The next day as the new year pealed out on a clear sunny day, it did feel different. 2012 was not so much pregnant with promise which implies certainty, but strangely giddy with the uncertainty of it; the hope and expectation that dramatic change is afoot. After all we have already ended 2011 with Occupy and the clamor for change in the United States which had for so long preferred business as usual. While on the other side of the world a mega flood had threatened my relatives in Bangkok in a year notable for excessive catastrophic climate events and earthquakes. The new year seemed positively brimming with end of the world material.
Of course the world is not ending on the winter solstice of this year, per the predictions of the Mayan calendar (misinterpreted by an apocalypse obsessed culture), any more than Santa Claus is expected down the chimney every Christmas. But that doesn't mean we're ready to give up Santa Claus. An opportunity for cataclysmic change, especially within our collective psyche, is too good to pass up. The anticipation of it is potent with power as we climb on board the appointed year. For apocalypse or not I still believed in the potential for events of cultural consciousness to shift quite suddenly just as all those ah ha moments had flooded my mind with new, liberating, understanding.

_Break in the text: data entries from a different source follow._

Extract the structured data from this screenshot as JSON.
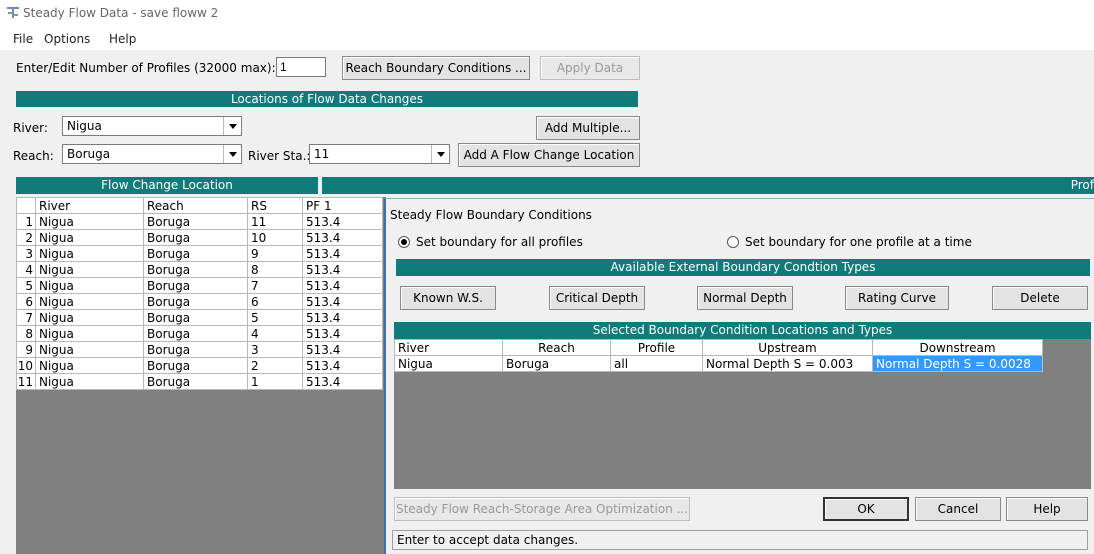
{
  "window": {
    "title": "Steady Flow Data - save floww 2",
    "icon": "flow-data-icon"
  },
  "menu": [
    "File",
    "Options",
    "Help"
  ],
  "toolbar": {
    "profiles_label": "Enter/Edit Number of Profiles (32000 max):",
    "profiles_value": "1",
    "reach_bc_button": "Reach Boundary Conditions ...",
    "apply_button": "Apply Data"
  },
  "locations": {
    "header": "Locations of Flow Data Changes",
    "river_label": "River:",
    "river_value": "Nigua",
    "reach_label": "Reach:",
    "reach_value": "Boruga",
    "station_label": "River Sta.:",
    "station_value": "11",
    "add_multiple_button": "Add Multiple...",
    "add_location_button": "Add A Flow Change Location"
  },
  "flow_table": {
    "section_header": "Flow Change Location",
    "right_header": "Prof",
    "columns": [
      "River",
      "Reach",
      "RS",
      "PF 1"
    ],
    "rows": [
      [
        "1",
        "Nigua",
        "Boruga",
        "11",
        "513.4"
      ],
      [
        "2",
        "Nigua",
        "Boruga",
        "10",
        "513.4"
      ],
      [
        "3",
        "Nigua",
        "Boruga",
        "9",
        "513.4"
      ],
      [
        "4",
        "Nigua",
        "Boruga",
        "8",
        "513.4"
      ],
      [
        "5",
        "Nigua",
        "Boruga",
        "7",
        "513.4"
      ],
      [
        "6",
        "Nigua",
        "Boruga",
        "6",
        "513.4"
      ],
      [
        "7",
        "Nigua",
        "Boruga",
        "5",
        "513.4"
      ],
      [
        "8",
        "Nigua",
        "Boruga",
        "4",
        "513.4"
      ],
      [
        "9",
        "Nigua",
        "Boruga",
        "3",
        "513.4"
      ],
      [
        "10",
        "Nigua",
        "Boruga",
        "2",
        "513.4"
      ],
      [
        "11",
        "Nigua",
        "Boruga",
        "1",
        "513.4"
      ]
    ]
  },
  "dialog": {
    "title": "Steady Flow Boundary Conditions",
    "radio_all": "Set boundary for all profiles",
    "radio_one": "Set boundary for one profile at a time",
    "types_header": "Available External Boundary Condtion Types",
    "known_ws_button": "Known W.S.",
    "critical_depth_button": "Critical Depth",
    "normal_depth_button": "Normal Depth",
    "rating_curve_button": "Rating Curve",
    "delete_button": "Delete",
    "selected_header": "Selected Boundary Condition Locations and Types",
    "bc_columns": [
      "River",
      "Reach",
      "Profile",
      "Upstream",
      "Downstream"
    ],
    "bc_rows": [
      [
        "Nigua",
        "Boruga",
        "all",
        "Normal Depth S = 0.003",
        "Normal Depth S = 0.0028"
      ]
    ],
    "optimization_button": "Steady Flow Reach-Storage Area Optimization ...",
    "ok_button": "OK",
    "cancel_button": "Cancel",
    "help_button": "Help",
    "status_text": "Enter to accept data changes."
  },
  "colors": {
    "section_header": "#0f7b7b",
    "grid_background": "#808080",
    "selection": "#3399ff"
  }
}
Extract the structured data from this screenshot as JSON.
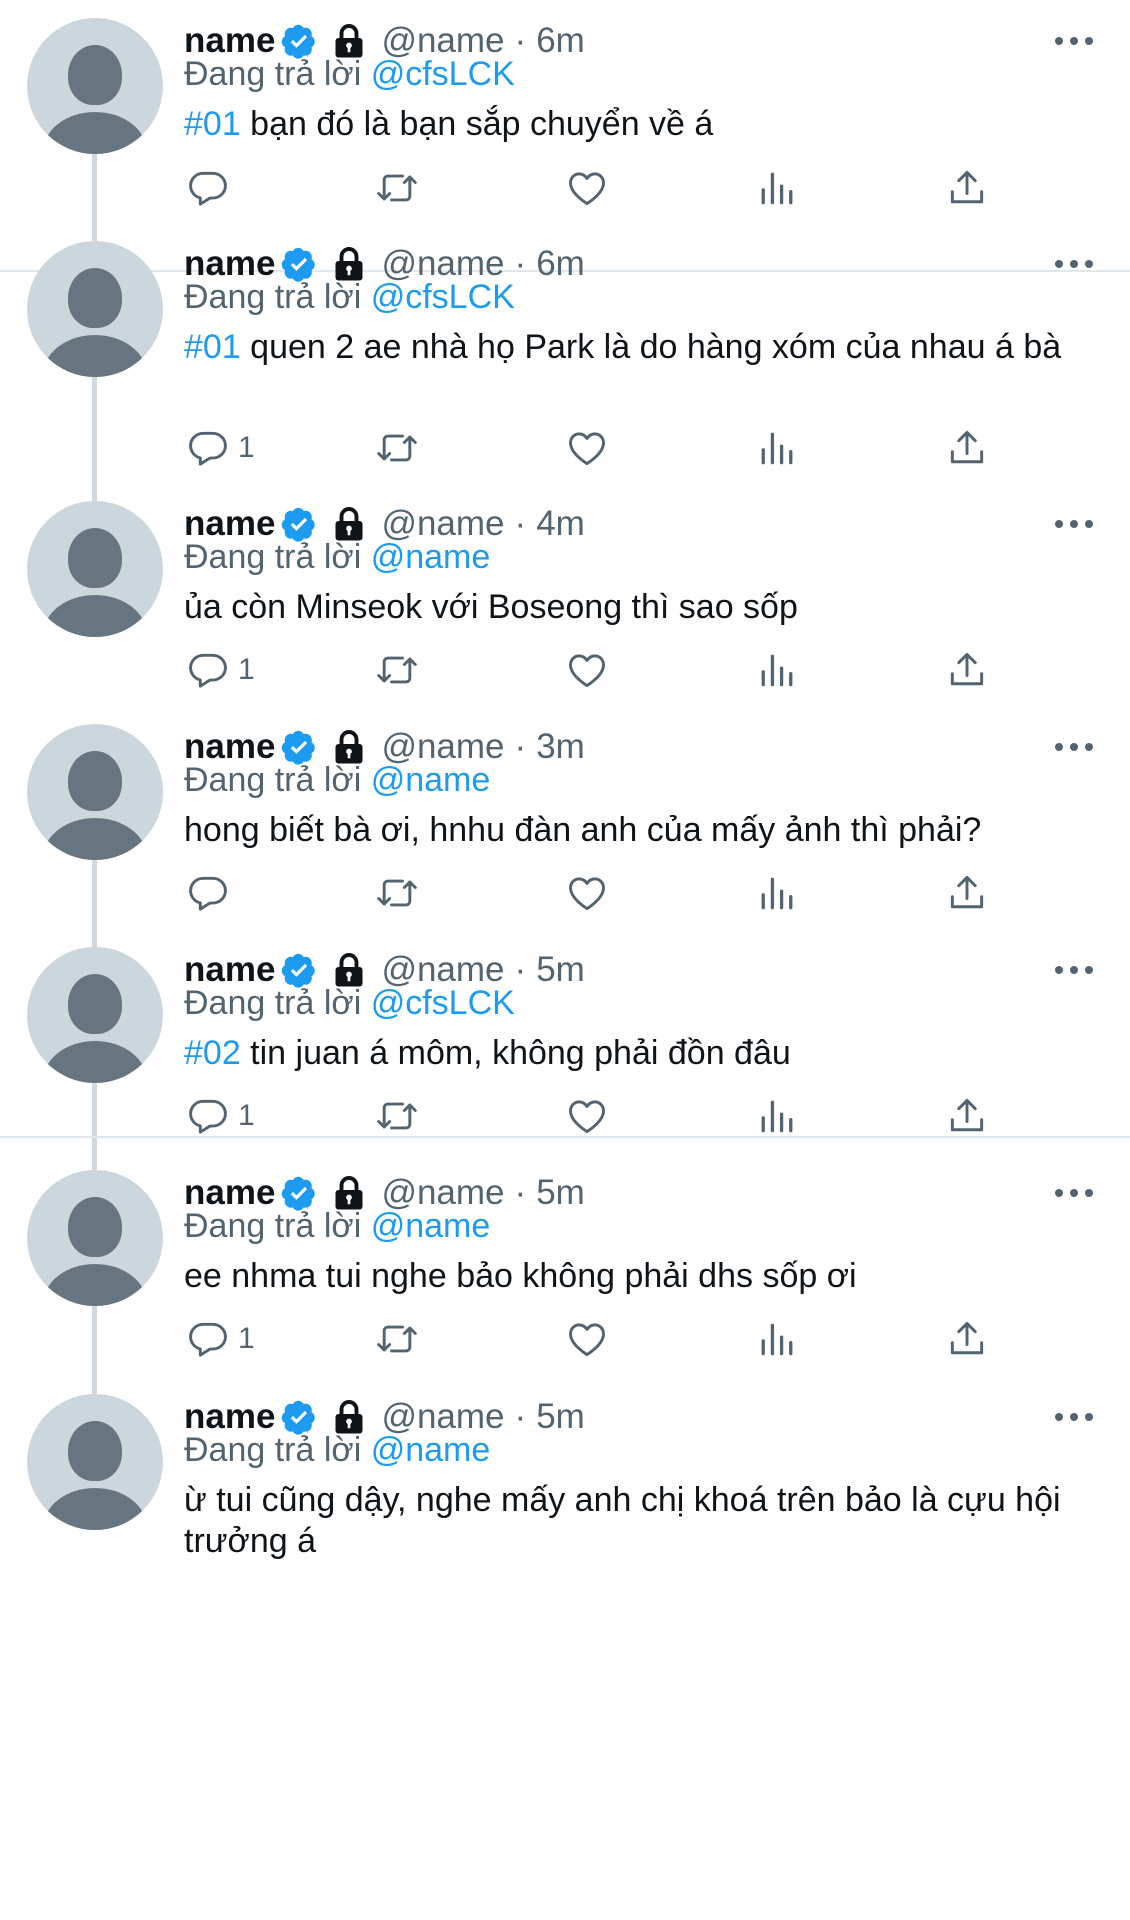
{
  "reply_prefix": "Đang trả lời",
  "tweets": [
    {
      "name": "name",
      "handle": "@name",
      "sep": "·",
      "time": "6m",
      "reply_to": "@cfsLCK",
      "hashtag": "#01",
      "text": " bạn đó là bạn sắp chuyển về á",
      "reply_count": ""
    },
    {
      "name": "name",
      "handle": "@name",
      "sep": "·",
      "time": "6m",
      "reply_to": "@cfsLCK",
      "hashtag": "#01",
      "text": " quen 2 ae nhà họ Park là do hàng xóm của nhau á bà",
      "reply_count": "1"
    },
    {
      "name": "name",
      "handle": "@name",
      "sep": "·",
      "time": "4m",
      "reply_to": "@name",
      "hashtag": "",
      "text": "ủa còn Minseok với Boseong thì sao sốp",
      "reply_count": "1"
    },
    {
      "name": "name",
      "handle": "@name",
      "sep": "·",
      "time": "3m",
      "reply_to": "@name",
      "hashtag": "",
      "text": "hong biết bà ơi, hnhu đàn anh của mấy ảnh thì phải?",
      "reply_count": ""
    },
    {
      "name": "name",
      "handle": "@name",
      "sep": "·",
      "time": "5m",
      "reply_to": "@cfsLCK",
      "hashtag": "#02",
      "text": " tin juan á môm, không phải đồn đâu",
      "reply_count": "1"
    },
    {
      "name": "name",
      "handle": "@name",
      "sep": "·",
      "time": "5m",
      "reply_to": "@name",
      "hashtag": "",
      "text": "ee nhma tui nghe bảo không phải dhs sốp ơi",
      "reply_count": "1"
    },
    {
      "name": "name",
      "handle": "@name",
      "sep": "·",
      "time": "5m",
      "reply_to": "@name",
      "hashtag": "",
      "text": "ừ tui cũng dậy, nghe mấy anh chị khoá trên bảo là cựu hội trưởng á",
      "reply_count": ""
    }
  ],
  "colors": {
    "accent": "#1d9bf0",
    "muted": "#536471",
    "avatar_bg": "#ccd6dd",
    "avatar_fg": "#66757f"
  },
  "icons": [
    "verified-badge-icon",
    "lock-icon",
    "more-icon",
    "reply-icon",
    "retweet-icon",
    "like-icon",
    "analytics-icon",
    "share-icon"
  ]
}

The stars were aligned for it.
Meanwhile on the other side of the earth the Buddhist calendar brings us the year 2555. This, to a Thai, must seem to be mocking them with laughter because 555 is Thai internet slang for LOL. When you say the number 5 repeatedly in Thai it sounds as if you are laughing cartoon style—ha, ha, ha. Given all that my Thai contacts have put up with, of late, with the flood and crazy making incompetent politics, there hasn't been a lot to laugh about save for the cartoons and photos of escaped crocodiles my contacts posted of their shared dilemma. To laugh, I realized when I put the year 2555 together with 2012, was an appropriate response given the irony of governments attempting to dominate nature by investing so heavily in manmade systems only to smother the natural systems that ultimately supported life. (The Thai flood was not only caused by climate change, but made worse by deforestation and the paving over of swamp land, with industrial parks, that would have absorbed much of the water as it flowed to the sea; so much like Katrina.) Laughing was a response that affirmed my non-complicity with the craziness of it.